A lot of people say the Marvel movie franchise is repetitive and familiar. They’re not wrong. But I’m still going to keep watching Marvel films.

Even though the Marvel Cinematic Universe (MCU) has been pretty impressive in its scope and scale, many people would argue they’re not very good films. The storytelling isn’t original. The villains are predictable. The action (while impressive in its visual scale) follows the same model.

All of these things are true.

I suppose as a writer, I should be more critical of the MCU. Generally speaking, I analyze films the way I analyze literature. I dissect characters. I look for symbols. I seek out plots that are original and have twists you don’t see coming.

However, I generally suspend my critical mind when I walk into a Marvel film. Part of it is because I’m such a huge geek. Part of it is because I love comic books.

And I don’t think there’s a problem with that. I think there’s a place for stories that are written and played out just for the sake of entertainment.

I know there are those out there who think I’m committing some kind of cinematic crime.

But I don’t really care.

I’ll keep watching Marvel films.
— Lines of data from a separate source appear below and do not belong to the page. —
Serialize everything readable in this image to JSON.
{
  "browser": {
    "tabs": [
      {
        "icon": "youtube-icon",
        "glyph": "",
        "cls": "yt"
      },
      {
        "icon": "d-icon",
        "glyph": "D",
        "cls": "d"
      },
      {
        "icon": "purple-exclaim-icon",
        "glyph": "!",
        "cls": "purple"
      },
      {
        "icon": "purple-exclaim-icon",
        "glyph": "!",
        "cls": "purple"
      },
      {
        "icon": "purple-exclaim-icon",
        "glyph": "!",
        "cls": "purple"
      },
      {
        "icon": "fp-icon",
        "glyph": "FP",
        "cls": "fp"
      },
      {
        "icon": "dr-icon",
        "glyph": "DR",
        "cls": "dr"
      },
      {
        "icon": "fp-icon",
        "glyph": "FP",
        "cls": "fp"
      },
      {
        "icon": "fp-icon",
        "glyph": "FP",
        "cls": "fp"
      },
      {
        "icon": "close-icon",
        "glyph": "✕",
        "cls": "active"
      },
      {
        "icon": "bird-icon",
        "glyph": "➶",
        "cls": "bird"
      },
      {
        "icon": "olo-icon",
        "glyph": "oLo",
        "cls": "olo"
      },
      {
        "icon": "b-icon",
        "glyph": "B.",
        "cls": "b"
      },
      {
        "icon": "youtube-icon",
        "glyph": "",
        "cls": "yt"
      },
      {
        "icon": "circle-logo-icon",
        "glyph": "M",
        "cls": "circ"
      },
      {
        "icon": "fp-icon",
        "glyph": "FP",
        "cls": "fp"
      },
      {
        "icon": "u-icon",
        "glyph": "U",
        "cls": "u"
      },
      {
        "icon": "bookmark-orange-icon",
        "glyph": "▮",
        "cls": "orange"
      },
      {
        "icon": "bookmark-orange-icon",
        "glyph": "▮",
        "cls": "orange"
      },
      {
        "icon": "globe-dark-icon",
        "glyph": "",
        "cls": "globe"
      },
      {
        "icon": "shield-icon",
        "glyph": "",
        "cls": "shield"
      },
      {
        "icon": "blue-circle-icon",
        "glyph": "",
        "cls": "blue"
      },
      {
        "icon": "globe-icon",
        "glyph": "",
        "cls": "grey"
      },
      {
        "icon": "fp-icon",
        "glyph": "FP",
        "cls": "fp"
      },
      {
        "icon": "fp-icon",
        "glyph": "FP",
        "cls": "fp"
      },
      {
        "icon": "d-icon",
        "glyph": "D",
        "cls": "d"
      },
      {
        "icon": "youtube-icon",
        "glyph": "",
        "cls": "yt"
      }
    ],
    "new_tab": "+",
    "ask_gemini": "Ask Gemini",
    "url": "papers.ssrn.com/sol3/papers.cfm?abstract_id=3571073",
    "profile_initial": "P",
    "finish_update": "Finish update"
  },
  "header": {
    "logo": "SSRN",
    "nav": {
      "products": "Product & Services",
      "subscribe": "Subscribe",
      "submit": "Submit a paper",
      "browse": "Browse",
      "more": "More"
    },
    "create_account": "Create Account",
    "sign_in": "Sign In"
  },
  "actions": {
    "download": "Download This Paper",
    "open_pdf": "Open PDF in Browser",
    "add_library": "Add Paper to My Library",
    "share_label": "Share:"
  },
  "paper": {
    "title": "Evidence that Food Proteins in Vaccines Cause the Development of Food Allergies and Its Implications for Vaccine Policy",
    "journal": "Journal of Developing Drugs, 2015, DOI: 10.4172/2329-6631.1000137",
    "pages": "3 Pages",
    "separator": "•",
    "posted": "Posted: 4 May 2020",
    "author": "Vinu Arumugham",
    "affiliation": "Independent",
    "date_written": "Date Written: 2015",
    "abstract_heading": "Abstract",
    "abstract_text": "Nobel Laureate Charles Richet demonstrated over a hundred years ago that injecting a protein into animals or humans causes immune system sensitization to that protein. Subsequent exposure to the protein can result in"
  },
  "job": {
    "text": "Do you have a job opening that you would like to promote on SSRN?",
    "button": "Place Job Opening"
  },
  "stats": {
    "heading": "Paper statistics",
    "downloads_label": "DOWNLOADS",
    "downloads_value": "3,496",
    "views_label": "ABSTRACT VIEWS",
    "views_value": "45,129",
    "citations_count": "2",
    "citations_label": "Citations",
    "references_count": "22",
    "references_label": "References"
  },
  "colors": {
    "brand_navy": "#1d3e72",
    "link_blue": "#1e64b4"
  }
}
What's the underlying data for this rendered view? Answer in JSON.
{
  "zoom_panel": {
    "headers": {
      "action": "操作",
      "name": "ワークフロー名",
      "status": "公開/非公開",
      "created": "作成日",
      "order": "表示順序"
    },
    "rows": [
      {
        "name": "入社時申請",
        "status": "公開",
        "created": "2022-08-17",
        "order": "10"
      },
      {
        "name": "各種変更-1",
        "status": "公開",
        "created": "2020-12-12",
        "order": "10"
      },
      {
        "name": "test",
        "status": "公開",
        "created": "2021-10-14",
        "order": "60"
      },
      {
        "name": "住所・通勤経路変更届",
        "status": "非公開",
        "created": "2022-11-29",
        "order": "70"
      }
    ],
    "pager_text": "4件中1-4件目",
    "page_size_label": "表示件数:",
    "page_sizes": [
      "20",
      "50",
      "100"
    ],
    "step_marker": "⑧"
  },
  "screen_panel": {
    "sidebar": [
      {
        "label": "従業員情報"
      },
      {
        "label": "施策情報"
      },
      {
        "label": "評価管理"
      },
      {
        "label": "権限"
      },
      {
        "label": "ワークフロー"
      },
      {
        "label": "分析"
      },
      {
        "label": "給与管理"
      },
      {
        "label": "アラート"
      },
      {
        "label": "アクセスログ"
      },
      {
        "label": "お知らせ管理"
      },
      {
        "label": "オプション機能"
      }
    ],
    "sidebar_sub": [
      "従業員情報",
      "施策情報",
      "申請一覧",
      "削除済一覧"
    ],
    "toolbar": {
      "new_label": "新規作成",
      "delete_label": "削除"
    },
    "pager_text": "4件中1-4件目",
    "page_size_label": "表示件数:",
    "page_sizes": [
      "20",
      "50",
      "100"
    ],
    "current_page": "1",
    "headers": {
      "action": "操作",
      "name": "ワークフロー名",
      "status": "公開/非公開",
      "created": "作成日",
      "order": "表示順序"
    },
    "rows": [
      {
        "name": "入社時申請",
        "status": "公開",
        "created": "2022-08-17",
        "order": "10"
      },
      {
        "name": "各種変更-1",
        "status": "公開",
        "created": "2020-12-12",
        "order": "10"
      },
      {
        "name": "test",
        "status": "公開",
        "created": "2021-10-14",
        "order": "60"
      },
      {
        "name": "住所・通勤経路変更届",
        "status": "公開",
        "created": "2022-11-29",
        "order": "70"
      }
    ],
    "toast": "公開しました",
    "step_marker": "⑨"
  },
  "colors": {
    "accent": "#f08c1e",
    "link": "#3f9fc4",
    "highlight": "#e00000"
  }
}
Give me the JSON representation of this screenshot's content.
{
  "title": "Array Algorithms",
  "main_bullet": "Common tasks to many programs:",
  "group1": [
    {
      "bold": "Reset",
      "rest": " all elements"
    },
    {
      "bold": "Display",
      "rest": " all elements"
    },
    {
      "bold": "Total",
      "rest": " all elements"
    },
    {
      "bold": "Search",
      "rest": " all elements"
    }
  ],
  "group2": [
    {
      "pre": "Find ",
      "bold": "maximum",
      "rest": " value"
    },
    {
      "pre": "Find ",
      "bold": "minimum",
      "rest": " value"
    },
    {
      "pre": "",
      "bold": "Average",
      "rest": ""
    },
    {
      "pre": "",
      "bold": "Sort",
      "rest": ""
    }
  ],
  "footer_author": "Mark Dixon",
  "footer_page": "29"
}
I’ll keep cheering at the screen when there are cool fight moves and hero shots.

And I’ll certainly keep sitting through all the credits to watch the last few seconds of screen time.